A physician reader of AFP submitted the following post.
I appreciated the article in the December 1, 2010 issue, "Diagnosis and Treatment of Acute Bronchitis," especially its discussion of the preponderance of viral versus bacterial infections and the need to be more judicious in our use of antibiotics for bronchitis. I strive to practice evidence-based medicine and spend a lot of time explaining my decision to not prescribe antibiotics for viral conditions. However, this practice comes at a cost.
My colleagues and I have a busy group family practice in Des Moines, Iowa, and we take turns staffing the walk-in clinic. Recently, a father brought in his teenage son with an obvious viral condition that had lasted for three weeks. After a thorough history and physical exam, I told them that it appeared to be a viral syndrome, but I would go ahead and do a complete blood count with differential and rapid Strep screen just to be certain.
When the laboratory technician entered the room, the father told her that they didn’t need the lab work and she should tell the doctor to just give them some antibiotics. The lab tech appropriately told the patient that the doctor had ordered the tests to see if he needed them or not, and they allowed the specimens to be taken. The results showed a negative Strep screen and a low white blood cell count with a right shift in the differential. I spent some time going over the lab results and explaining why it was unnecessary to prescribe an antibiotic for a viral illness, and wrote a prescription for Robitussin with codeine for symptomatic relief. The patient and his father then stormed out of the exam room and through a crowded waiting room, with the father yelling, “This (expletive) clinic sucks!”
A little while later, I received the following message from the patient's mother on my office voice mail: “My son was just seen in the walk-in clinic. He has been sick for three weeks and we waited for three hours to get in, but the 'care' he got from you was ridiculous. Just take some Robitussin? This is exactly why we have stopped going to your clinic regularly, because the doctors there are no help whatsoever. I can tell you I am going to give you every bad review I can on the Internet and everybody I know, I will tell.”
We receive similar complaints fairly commonly. Although they will not dissuade me from "doing the right thing" regarding antibiotic prescriptions, I wonder how many other clinicians will continue to suffer the slings and arrows of a demanding public when it is a lot easier, less time consuming, and certainly less stressful to just give patients what they want. I would, however, encourage all of my primary care colleagues to stick to our guns in educating the public about the appropriate use of antibiotics, despite the occasional assaults on our professional integrity.

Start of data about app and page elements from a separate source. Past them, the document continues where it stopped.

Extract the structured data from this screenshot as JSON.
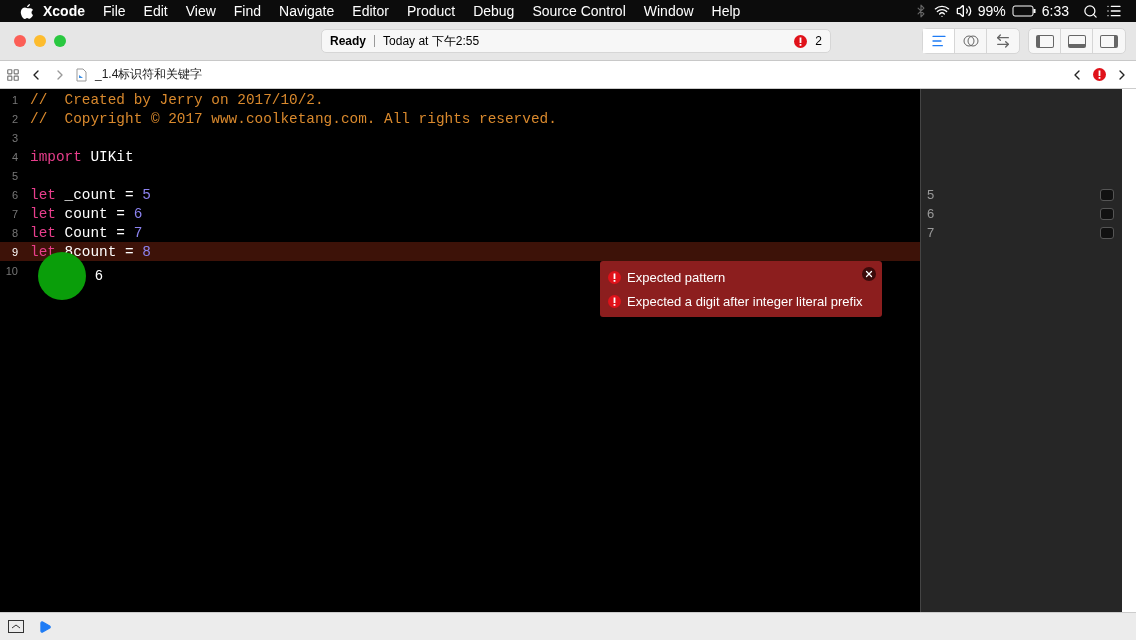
{
  "menubar": {
    "app": "Xcode",
    "items": [
      "File",
      "Edit",
      "View",
      "Find",
      "Navigate",
      "Editor",
      "Product",
      "Debug",
      "Source Control",
      "Window",
      "Help"
    ],
    "battery": "99%",
    "time": "6:33"
  },
  "toolbar": {
    "status": "Ready",
    "activity": "Today at 下午2:55",
    "issue_count": "2",
    "editor_modes": [
      {
        "kind": "standard",
        "selected": true
      },
      {
        "kind": "assistant",
        "selected": false
      },
      {
        "kind": "version",
        "selected": false
      }
    ]
  },
  "jumpbar": {
    "file": "_1.4标识符和关键字"
  },
  "editor": {
    "lines": [
      {
        "number": "1",
        "error": false,
        "tokens": [
          {
            "kind": "comment",
            "text": "//  Created by Jerry on 2017/10/2."
          }
        ]
      },
      {
        "number": "2",
        "error": false,
        "tokens": [
          {
            "kind": "comment",
            "text": "//  Copyright © 2017 www.coolketang.com. All rights reserved."
          }
        ]
      },
      {
        "number": "3",
        "error": false
      },
      {
        "number": "4",
        "error": false,
        "tokens": [
          {
            "kind": "keyword",
            "text": "import"
          },
          {
            "kind": "plain",
            "text": " UIKit"
          }
        ]
      },
      {
        "number": "5",
        "error": false
      },
      {
        "number": "6",
        "error": false,
        "result": "5",
        "tokens": [
          {
            "kind": "keyword",
            "text": "let"
          },
          {
            "kind": "plain",
            "text": " _count = "
          },
          {
            "kind": "number",
            "text": "5"
          }
        ]
      },
      {
        "number": "7",
        "error": false,
        "result": "6",
        "tokens": [
          {
            "kind": "keyword",
            "text": "let"
          },
          {
            "kind": "plain",
            "text": " count = "
          },
          {
            "kind": "number",
            "text": "6"
          }
        ]
      },
      {
        "number": "8",
        "error": false,
        "result": "7",
        "tokens": [
          {
            "kind": "keyword",
            "text": "let"
          },
          {
            "kind": "plain",
            "text": " Count = "
          },
          {
            "kind": "number",
            "text": "7"
          }
        ]
      },
      {
        "number": "9",
        "error": true,
        "tokens": [
          {
            "kind": "keyword",
            "text": "let"
          },
          {
            "kind": "plain",
            "text": " 8count = "
          },
          {
            "kind": "number",
            "text": "8"
          }
        ]
      },
      {
        "number": "10",
        "error": false
      }
    ],
    "issues": [
      "Expected pattern",
      "Expected a digit after integer literal prefix"
    ]
  },
  "tap_indicator": {
    "label": "6"
  }
}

Steve R. Eckstat, DO
Mercy West Medical Clinic
Des Moines, Iowa